Well, then, to prove to you that I am sincere, I will tell you something. My father, in the first place, is a very good-tempered sort of man. He works pretty well, but might gain more, but he likes to smoke at the public-house. All he requires of me is his dinner ready, his linen clean, and the house tidy. He never drinks too much, and is always civil spoken; but he leaves me too much alone, and talks too much about human nature, that's all."
"But he's so deaf-he can't talk to you." “Give me your hand-now promise—for I'm going to do a very foolish thing, which is to trust a man—promise you'll never tell it again.” "Well, I promise," replied I; supposing her secret of no consequence.
"Well, then-mind-you've promised.

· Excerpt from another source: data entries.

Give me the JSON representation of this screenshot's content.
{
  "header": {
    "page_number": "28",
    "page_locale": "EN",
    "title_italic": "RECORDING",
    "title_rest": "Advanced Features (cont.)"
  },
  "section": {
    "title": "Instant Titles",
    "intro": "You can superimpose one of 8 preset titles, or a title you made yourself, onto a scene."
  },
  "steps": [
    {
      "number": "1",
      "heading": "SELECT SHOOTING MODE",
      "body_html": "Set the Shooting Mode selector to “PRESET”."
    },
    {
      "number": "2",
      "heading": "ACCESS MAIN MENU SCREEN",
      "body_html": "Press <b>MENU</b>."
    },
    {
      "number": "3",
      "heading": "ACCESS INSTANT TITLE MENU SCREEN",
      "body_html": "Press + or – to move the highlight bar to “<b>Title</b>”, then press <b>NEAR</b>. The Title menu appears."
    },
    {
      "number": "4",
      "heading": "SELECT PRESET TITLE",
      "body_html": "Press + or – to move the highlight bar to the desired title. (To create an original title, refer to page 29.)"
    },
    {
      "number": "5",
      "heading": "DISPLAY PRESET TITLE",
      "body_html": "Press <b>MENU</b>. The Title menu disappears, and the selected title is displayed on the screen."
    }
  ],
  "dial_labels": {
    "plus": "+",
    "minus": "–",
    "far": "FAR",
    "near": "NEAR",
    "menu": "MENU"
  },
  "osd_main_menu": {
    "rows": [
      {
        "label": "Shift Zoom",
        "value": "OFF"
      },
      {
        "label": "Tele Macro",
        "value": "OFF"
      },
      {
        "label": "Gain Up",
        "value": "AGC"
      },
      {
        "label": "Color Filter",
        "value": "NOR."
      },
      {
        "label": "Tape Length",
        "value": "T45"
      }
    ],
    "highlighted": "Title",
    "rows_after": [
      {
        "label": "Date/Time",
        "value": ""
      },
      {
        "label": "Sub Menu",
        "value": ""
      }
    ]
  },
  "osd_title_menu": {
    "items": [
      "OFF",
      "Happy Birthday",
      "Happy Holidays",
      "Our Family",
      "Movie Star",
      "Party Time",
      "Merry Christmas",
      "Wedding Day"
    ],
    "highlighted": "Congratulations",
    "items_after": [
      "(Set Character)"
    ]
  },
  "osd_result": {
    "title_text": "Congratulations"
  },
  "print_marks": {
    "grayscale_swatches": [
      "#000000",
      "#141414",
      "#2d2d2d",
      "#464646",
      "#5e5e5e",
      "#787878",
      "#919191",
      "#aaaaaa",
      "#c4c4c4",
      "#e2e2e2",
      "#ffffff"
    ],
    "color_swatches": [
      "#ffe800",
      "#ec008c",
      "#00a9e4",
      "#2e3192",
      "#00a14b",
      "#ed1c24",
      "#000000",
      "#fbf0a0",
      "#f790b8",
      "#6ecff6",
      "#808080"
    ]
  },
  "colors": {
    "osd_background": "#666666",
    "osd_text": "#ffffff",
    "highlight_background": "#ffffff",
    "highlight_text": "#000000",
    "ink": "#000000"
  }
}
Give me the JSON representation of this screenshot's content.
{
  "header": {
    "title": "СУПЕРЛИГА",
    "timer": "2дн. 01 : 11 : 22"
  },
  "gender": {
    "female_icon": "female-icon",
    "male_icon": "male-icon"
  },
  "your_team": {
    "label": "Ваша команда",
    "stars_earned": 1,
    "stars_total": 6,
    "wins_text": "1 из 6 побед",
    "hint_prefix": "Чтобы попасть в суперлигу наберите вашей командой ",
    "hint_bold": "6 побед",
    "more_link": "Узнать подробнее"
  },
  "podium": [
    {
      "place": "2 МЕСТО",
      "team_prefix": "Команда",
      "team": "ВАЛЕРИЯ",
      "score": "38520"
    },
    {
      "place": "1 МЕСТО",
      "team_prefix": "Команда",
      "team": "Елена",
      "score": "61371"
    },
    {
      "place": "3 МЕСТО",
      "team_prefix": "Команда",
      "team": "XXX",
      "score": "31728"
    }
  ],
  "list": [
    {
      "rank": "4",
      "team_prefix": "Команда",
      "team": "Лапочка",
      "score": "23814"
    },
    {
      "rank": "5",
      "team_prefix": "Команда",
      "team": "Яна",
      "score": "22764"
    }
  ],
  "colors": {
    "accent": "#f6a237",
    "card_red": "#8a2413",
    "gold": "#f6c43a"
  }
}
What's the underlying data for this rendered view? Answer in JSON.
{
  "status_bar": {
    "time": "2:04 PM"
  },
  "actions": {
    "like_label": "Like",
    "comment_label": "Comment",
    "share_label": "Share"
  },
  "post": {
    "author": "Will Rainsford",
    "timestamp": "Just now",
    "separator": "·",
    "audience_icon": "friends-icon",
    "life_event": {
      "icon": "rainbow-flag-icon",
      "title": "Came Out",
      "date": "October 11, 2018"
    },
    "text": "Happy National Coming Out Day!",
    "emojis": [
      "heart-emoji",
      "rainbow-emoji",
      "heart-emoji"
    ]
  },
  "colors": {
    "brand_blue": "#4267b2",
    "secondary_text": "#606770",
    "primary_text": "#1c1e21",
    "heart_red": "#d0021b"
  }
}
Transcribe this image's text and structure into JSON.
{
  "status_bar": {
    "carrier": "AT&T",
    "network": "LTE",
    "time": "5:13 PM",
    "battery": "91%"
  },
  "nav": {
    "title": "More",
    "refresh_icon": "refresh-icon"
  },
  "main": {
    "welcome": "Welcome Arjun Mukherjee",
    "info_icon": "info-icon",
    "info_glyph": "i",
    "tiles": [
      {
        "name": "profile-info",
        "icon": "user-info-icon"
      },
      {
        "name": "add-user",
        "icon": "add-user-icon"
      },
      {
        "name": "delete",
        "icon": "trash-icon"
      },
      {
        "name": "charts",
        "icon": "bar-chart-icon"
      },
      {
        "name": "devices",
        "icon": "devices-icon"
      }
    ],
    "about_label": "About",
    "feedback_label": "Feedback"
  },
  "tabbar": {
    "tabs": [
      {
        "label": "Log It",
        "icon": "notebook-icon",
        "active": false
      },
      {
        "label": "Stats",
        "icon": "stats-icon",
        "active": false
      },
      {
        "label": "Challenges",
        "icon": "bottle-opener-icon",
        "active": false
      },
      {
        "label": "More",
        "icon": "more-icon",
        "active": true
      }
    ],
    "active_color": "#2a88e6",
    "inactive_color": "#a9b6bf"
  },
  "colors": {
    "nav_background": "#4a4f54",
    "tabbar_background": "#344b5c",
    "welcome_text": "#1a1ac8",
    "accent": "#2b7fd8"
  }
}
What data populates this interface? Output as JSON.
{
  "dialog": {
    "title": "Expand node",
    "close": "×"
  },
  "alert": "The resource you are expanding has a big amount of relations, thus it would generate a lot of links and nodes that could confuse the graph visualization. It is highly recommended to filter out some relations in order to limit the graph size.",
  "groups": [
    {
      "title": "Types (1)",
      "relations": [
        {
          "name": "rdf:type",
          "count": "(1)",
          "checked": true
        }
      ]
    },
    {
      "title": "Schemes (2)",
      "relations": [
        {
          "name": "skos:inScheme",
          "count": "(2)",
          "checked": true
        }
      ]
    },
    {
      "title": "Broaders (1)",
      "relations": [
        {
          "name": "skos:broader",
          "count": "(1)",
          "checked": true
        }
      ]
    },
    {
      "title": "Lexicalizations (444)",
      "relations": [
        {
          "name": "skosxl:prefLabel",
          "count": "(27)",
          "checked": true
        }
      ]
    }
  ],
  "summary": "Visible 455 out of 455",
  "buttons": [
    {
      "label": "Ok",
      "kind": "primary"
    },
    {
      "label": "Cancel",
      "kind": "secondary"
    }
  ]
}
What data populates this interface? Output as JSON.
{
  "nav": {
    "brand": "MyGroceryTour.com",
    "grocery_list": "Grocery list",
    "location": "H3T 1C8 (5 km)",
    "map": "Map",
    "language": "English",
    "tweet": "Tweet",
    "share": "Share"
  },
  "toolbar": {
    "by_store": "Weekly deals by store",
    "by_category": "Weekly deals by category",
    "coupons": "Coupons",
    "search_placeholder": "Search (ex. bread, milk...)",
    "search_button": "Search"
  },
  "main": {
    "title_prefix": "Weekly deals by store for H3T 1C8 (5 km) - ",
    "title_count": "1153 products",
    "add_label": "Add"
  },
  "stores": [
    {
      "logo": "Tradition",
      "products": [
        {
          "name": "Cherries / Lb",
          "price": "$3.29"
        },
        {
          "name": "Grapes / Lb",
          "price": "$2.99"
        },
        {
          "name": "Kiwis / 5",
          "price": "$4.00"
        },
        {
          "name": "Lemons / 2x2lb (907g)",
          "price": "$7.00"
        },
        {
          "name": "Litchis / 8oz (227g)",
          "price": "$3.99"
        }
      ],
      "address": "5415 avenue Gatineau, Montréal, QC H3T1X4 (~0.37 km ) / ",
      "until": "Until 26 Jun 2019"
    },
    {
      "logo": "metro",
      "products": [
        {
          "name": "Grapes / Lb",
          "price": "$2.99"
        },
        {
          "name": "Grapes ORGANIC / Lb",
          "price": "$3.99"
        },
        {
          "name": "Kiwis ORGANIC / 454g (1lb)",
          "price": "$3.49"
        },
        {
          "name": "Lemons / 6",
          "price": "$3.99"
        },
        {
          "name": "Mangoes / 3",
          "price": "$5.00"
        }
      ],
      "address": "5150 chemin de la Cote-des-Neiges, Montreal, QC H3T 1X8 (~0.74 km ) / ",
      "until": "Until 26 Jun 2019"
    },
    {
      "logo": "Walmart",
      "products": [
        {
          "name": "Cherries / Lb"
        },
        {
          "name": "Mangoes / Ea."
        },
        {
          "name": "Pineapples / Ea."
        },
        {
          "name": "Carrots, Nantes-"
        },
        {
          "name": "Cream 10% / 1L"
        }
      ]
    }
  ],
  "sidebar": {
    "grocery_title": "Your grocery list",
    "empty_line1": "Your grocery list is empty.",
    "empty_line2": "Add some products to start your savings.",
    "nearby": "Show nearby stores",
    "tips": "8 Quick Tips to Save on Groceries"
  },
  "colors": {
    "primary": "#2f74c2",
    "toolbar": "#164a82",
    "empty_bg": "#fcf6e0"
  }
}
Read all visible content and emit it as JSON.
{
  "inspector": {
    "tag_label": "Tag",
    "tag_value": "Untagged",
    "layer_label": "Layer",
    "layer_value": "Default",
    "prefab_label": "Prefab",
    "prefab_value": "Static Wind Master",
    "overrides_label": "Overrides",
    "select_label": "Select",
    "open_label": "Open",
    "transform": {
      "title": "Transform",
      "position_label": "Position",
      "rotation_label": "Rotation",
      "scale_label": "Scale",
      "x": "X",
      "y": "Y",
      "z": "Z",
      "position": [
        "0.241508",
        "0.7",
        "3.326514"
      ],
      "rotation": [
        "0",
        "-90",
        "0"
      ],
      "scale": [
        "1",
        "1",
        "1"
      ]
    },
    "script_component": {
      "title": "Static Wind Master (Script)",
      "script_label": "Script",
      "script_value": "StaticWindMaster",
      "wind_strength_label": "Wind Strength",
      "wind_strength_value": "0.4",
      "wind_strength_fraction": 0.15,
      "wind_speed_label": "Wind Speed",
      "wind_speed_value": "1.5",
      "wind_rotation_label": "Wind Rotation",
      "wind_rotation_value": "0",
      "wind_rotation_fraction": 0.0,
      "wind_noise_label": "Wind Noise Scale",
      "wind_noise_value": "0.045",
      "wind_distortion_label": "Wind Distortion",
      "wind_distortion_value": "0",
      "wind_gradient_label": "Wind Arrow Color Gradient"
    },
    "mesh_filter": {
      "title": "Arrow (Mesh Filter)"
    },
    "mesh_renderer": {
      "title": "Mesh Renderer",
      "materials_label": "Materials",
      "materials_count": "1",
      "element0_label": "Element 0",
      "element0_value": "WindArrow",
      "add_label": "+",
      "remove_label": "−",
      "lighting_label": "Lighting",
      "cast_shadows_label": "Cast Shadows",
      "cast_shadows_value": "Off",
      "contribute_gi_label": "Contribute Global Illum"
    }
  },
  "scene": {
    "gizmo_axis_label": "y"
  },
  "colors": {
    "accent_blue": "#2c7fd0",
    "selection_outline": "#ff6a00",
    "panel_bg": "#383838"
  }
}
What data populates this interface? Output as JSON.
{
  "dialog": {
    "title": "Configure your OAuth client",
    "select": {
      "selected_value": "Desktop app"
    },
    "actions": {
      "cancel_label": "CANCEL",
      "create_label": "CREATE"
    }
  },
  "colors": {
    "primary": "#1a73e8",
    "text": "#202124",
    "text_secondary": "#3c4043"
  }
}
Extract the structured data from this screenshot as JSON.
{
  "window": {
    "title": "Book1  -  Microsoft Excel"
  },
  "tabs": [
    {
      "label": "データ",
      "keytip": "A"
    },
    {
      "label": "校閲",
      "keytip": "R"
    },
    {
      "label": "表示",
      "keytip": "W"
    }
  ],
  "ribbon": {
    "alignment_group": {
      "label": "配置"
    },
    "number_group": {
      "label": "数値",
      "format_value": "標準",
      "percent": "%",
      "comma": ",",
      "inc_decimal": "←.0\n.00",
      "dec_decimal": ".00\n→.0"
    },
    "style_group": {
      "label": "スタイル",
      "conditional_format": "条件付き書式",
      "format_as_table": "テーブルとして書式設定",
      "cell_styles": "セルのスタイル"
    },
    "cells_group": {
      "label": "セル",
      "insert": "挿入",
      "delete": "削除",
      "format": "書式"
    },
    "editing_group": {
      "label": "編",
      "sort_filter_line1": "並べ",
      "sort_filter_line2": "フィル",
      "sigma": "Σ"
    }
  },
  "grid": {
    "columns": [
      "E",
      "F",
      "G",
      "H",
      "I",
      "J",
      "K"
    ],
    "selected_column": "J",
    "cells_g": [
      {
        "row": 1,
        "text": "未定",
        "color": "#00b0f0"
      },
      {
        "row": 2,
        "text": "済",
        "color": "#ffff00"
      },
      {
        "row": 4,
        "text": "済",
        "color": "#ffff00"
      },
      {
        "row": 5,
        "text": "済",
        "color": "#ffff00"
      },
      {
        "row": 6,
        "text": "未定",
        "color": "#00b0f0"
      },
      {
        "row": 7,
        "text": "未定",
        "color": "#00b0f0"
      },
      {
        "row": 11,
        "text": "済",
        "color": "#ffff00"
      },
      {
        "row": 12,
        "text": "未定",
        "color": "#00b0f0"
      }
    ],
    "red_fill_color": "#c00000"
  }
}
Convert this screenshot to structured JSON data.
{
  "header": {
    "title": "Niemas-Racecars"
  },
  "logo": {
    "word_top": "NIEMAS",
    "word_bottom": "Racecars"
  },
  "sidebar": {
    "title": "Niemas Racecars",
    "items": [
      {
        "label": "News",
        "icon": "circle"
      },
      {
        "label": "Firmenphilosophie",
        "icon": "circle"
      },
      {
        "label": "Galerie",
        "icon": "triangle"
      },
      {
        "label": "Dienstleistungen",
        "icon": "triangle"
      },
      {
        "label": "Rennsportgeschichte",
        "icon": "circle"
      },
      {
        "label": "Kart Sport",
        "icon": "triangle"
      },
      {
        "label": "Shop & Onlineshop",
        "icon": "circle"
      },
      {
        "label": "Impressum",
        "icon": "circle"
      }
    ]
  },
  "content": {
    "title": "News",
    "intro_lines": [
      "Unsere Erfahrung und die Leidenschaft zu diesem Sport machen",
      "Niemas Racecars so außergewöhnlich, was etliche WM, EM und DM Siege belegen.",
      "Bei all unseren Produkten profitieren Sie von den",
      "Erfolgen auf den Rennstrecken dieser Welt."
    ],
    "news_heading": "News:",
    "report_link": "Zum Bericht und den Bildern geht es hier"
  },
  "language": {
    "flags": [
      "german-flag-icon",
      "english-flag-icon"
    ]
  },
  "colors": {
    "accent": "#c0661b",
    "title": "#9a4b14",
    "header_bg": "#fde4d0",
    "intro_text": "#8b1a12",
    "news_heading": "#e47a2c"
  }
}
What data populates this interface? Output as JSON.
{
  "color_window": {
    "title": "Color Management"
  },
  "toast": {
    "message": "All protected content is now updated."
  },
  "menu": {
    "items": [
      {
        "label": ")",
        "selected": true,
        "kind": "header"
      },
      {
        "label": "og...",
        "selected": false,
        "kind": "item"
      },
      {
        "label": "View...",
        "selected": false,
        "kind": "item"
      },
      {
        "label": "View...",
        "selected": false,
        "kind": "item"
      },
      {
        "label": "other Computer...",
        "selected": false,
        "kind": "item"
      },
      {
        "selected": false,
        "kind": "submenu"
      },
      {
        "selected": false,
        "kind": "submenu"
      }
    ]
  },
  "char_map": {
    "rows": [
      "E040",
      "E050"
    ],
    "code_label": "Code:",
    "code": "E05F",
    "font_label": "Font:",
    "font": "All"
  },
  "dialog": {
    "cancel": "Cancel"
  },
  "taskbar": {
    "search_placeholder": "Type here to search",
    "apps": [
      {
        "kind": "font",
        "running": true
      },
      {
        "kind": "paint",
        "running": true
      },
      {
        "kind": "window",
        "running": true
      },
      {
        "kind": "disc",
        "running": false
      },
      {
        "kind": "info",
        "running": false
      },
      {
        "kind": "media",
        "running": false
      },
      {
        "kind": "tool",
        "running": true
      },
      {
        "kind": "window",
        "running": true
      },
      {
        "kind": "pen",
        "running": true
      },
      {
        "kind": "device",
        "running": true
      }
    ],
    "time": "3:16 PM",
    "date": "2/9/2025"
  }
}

Father is no more deaf than you or I."
"Indeed!” replied I; "why he goes by the
name of Deaf Stapleton."
"I know he does, and makes every body believe that he is so; but it is to make money." "How can he make money by that?"
“There's many people in business who go down the river, and they wish to talk of their affairs without being overheard as they go down. They always call for Deaf Stapleton and there's many a gentleman and lady, who have much to say to each other, without wishing people to listen-you understand me?"
"O yes, I understand--Latin !”
Exactly-and they call for Deaf Stapleton; and by this means he gets more good fares than any other waterman, and does less work."
"But how will he manage now that I am
with him ?"
"O I suppose
it will depend upon his cus
tomers; if a single person wants to go down,
you will take the sculls; if they call for oars, you will both go; if he considers Deaf Stapleton only is wanted, you will remain on shore; or, perhaps, he will insist upon your being deaf too."
"But I do not like deceit."
"No, it's not right; although it appears to me that there is a great deal of it. Still I should like you to sham deaf, and then tell me all that people say. It would be so funny. Father never will tell a word."
"So far, your father, to a certain degree, excuses himself.”
“Well, I think he will soon tell you what I have now told you, but till then you must keep your promise; and now you must do as you please, as I must go down in the kitchen, and get dinner on the fire."
"I have nothing to do," replied I; “can I help you?"